Sen. Shelby questions education grant competition
WASHINGTON (Reuters) - The "Race to the Top" program extends the reach of the federal government too far into states' public schools operations, a leading Republican senator said on Wednesday.
The Obama administration also risks neglecting poorer states by moving toward competitive education funding, Sen. Richard Shelby, the most powerful Republican on the Banking Committee, said at a hearing on education spending.
"I'm concerned that the scoring process for Race to the Top applications essentially mandates which interventions should be used by states and local school districts to improve student achievement," Shelby said.
"The federal government, I believe, should give states the flexibility to implement critical reforms," he added.
President Barack Obama created the competitive Race to the Top program in the 2009 economic stimulus plan to encourage states to adopt unified education standards, implement teaching reforms and foster the spread of autonomous charter schools.
States, eager for education money, competed heavily for more than $4 billion in grants, and the program's popularity led Congress to add $500 million in additional funding.

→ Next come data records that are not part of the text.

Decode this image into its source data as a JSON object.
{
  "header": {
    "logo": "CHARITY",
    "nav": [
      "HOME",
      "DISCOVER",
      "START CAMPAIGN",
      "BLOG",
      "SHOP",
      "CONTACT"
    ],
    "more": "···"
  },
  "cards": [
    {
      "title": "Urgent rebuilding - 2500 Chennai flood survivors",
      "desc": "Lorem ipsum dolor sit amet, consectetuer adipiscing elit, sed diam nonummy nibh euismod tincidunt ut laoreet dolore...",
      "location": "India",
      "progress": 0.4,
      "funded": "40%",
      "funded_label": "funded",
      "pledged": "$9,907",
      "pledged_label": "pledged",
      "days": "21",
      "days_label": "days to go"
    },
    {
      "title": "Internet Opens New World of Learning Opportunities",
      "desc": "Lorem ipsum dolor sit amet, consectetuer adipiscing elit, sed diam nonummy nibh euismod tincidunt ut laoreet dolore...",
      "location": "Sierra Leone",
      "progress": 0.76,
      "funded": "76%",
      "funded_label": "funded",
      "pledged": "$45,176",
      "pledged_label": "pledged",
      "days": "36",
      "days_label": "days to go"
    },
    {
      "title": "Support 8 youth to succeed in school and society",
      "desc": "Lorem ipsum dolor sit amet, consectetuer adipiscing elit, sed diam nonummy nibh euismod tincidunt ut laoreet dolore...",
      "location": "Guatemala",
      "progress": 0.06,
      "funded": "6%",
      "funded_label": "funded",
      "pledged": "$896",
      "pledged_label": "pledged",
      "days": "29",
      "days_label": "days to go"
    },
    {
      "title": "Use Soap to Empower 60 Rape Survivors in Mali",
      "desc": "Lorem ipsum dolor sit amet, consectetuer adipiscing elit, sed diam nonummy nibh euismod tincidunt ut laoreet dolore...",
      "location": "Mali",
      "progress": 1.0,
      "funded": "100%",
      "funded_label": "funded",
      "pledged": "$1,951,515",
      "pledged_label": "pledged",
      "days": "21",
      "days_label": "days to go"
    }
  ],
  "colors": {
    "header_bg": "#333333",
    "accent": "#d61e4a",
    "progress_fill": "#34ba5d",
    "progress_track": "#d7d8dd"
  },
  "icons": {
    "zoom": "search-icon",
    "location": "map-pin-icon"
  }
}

In the budget he proposed in February, Obama suggested expanding it and using it as a model for three new education programs that would reward reforms and achievements.
The Bush administration's "No Child Left Behind" educational funding program, the master plan for federal education spending, has expired and has not been replaced.

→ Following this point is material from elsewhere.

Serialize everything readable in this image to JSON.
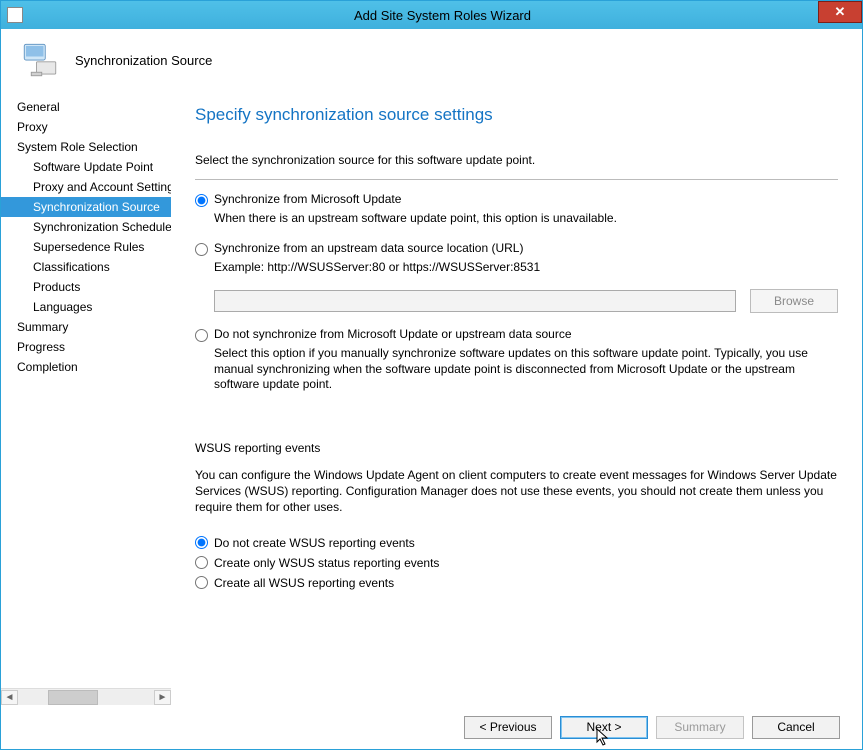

At the hearing, Shelby asked Education Secretary Arne Duncan to consider changing the scoring process for Race to the Top. He also questioned the "substantial increase in the amount of discretionary funding that would be competitively awarded" in Obama's budget.
"I'm concerned that replacing formula funding programs with so-called competitive programs will result in the re-direction, obviously, of critical federal funds from smaller rural states to urban areas," said Shelby, of Alabama.
Recently, Republicans in Congress have grown skeptical of competitive grants. House of Representatives Transportation Committee Chairman John Mica has raised similar doubts about the "TIGER" grants that distributed millions from the stimulus plan to smaller transportation projects.
Duncan said his department would look at the scoring process, calling it a "work in progress." He added that new grant programs will make it easier for rural states to apply.
Duncan also said 84 percent of the funding Obama requested in his budget would be distributed by formula, in which money is given equally and automatically to the states.
"The overwhelming majority of our money will always be, will continue to be, formula funding," he said.
Along with worrying that Race to the Top injects too much into the daily workings of schools, the program's critics have said its emphasis on charter schools, which can be operated by private corporations, can hurt public education.
(Reporting by Lisa Lambert; Editing by Dan Grebler)